*** ENTRIES SHOWN ***

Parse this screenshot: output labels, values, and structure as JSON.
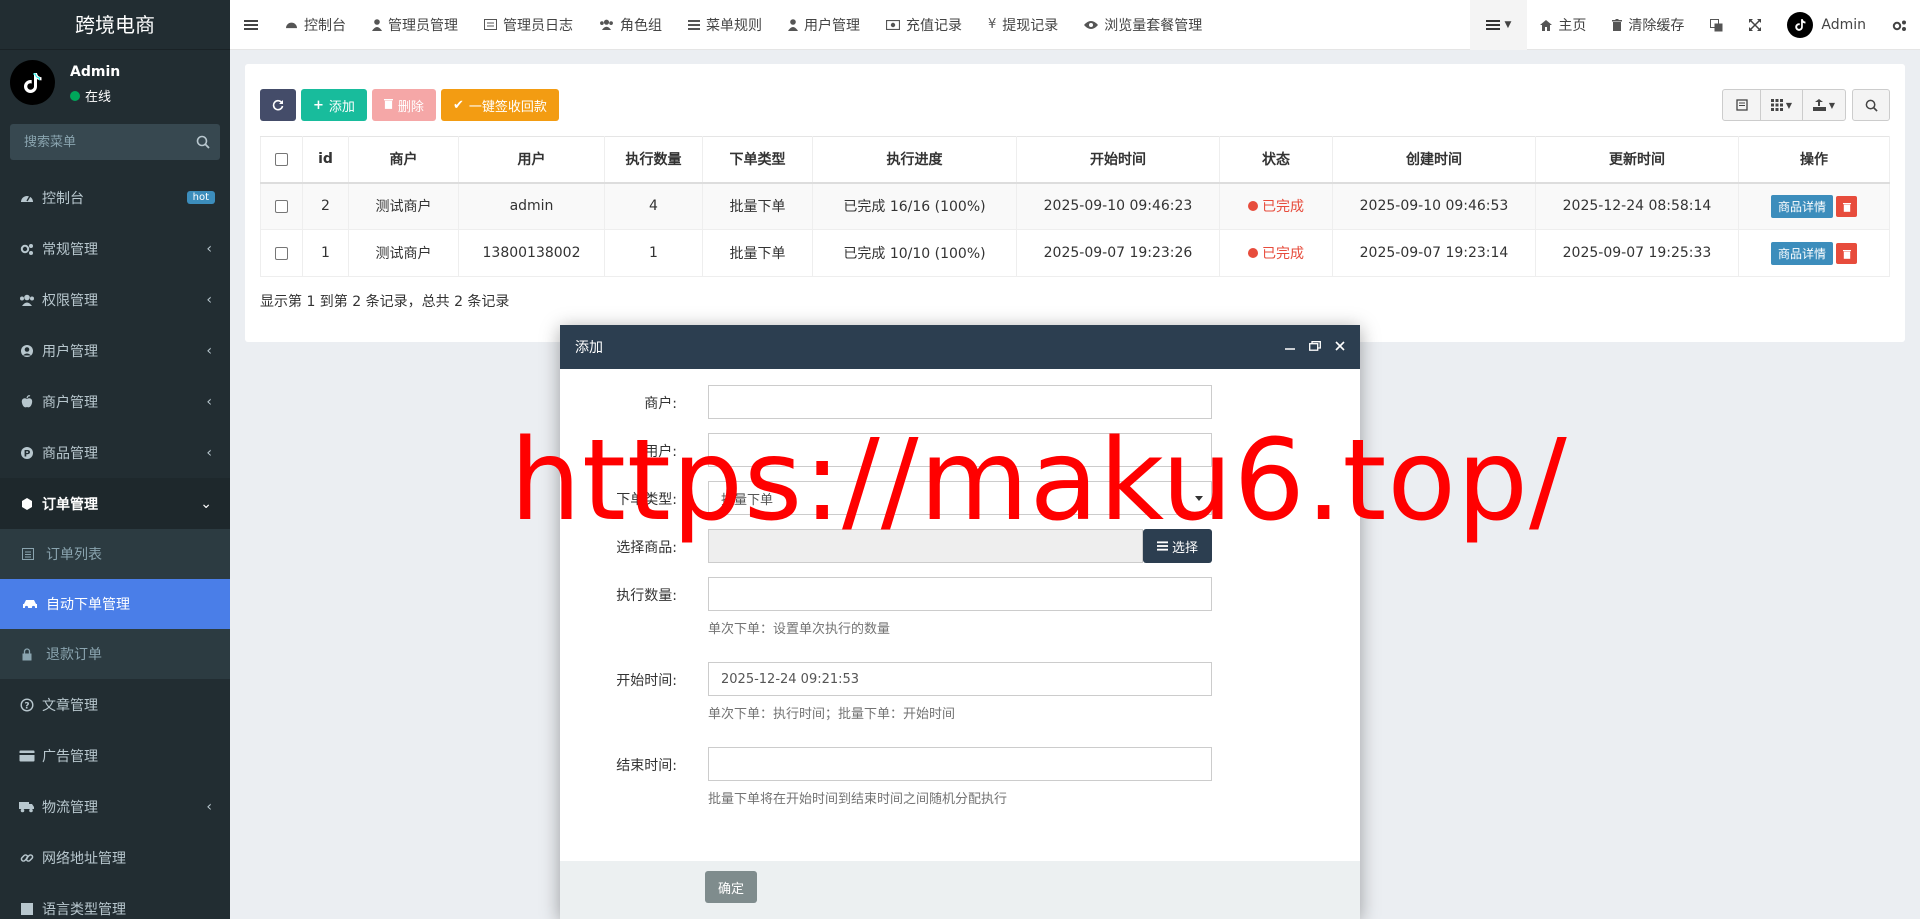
{
  "app": {
    "title": "跨境电商",
    "user": {
      "name": "Admin",
      "status": "在线"
    },
    "search_placeholder": "搜索菜单"
  },
  "sidebar": {
    "items": [
      {
        "label": "控制台",
        "badge": "hot"
      },
      {
        "label": "常规管理"
      },
      {
        "label": "权限管理"
      },
      {
        "label": "用户管理"
      },
      {
        "label": "商户管理"
      },
      {
        "label": "商品管理"
      },
      {
        "label": "订单管理"
      },
      {
        "label": "文章管理"
      },
      {
        "label": "广告管理"
      },
      {
        "label": "物流管理"
      },
      {
        "label": "网络地址管理"
      },
      {
        "label": "语言类型管理"
      }
    ],
    "subitems": [
      {
        "label": "订单列表"
      },
      {
        "label": "自动下单管理"
      },
      {
        "label": "退款订单"
      }
    ]
  },
  "topnav": {
    "items": [
      "控制台",
      "管理员管理",
      "管理员日志",
      "角色组",
      "菜单规则",
      "用户管理",
      "充值记录",
      "提现记录",
      "浏览量套餐管理"
    ],
    "home": "主页",
    "clear_cache": "清除缓存",
    "admin": "Admin"
  },
  "toolbar": {
    "add": "添加",
    "delete": "删除",
    "collect": "一键签收回款"
  },
  "table": {
    "headers": [
      "id",
      "商户",
      "用户",
      "执行数量",
      "下单类型",
      "执行进度",
      "开始时间",
      "状态",
      "创建时间",
      "更新时间",
      "操作"
    ],
    "rows": [
      {
        "id": "2",
        "merchant": "测试商户",
        "user": "admin",
        "qty": "4",
        "type": "批量下单",
        "progress": "已完成 16/16 (100%)",
        "start": "2025-09-10 09:46:23",
        "status": "已完成",
        "created": "2025-09-10 09:46:53",
        "updated": "2025-12-24 08:58:14",
        "action": "商品详情"
      },
      {
        "id": "1",
        "merchant": "测试商户",
        "user": "13800138002",
        "qty": "1",
        "type": "批量下单",
        "progress": "已完成 10/10 (100%)",
        "start": "2025-09-07 19:23:26",
        "status": "已完成",
        "created": "2025-09-07 19:23:14",
        "updated": "2025-09-07 19:25:33",
        "action": "商品详情"
      }
    ],
    "footer": "显示第 1 到第 2 条记录，总共 2 条记录"
  },
  "modal": {
    "title": "添加",
    "fields": {
      "merchant_label": "商户:",
      "user_label": "用户:",
      "type_label": "下单类型:",
      "type_value": "批量下单",
      "product_label": "选择商品:",
      "choose_button": "选择",
      "qty_label": "执行数量:",
      "qty_help": "单次下单：设置单次执行的数量",
      "start_label": "开始时间:",
      "start_value": "2025-12-24 09:21:53",
      "start_help": "单次下单：执行时间；批量下单：开始时间",
      "end_label": "结束时间:",
      "end_help": "批量下单将在开始时间到结束时间之间随机分配执行"
    },
    "ok": "确定"
  },
  "watermark": "https://maku6.top/"
}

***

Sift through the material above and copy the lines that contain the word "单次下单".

● **SOLUTION TO THIS TASK**:
      "qty_help": "单次下单：设置单次执行的数量",
      "start_help": "单次下单：执行时间；批量下单：开始时间",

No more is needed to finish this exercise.